### Data to use
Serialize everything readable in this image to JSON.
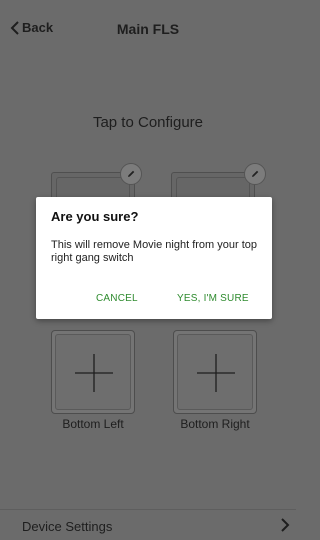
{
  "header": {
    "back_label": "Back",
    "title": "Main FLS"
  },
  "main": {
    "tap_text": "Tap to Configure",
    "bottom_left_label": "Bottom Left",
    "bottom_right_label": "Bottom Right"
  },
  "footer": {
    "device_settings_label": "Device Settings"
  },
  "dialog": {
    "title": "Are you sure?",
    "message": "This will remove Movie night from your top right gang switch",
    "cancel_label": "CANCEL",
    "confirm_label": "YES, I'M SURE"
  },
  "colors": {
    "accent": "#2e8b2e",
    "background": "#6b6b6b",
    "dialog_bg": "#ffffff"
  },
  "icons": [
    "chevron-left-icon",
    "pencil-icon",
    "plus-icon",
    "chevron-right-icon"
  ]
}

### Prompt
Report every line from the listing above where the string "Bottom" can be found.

### Written solution
    "bottom_left_label": "Bottom Left",
    "bottom_right_label": "Bottom Right"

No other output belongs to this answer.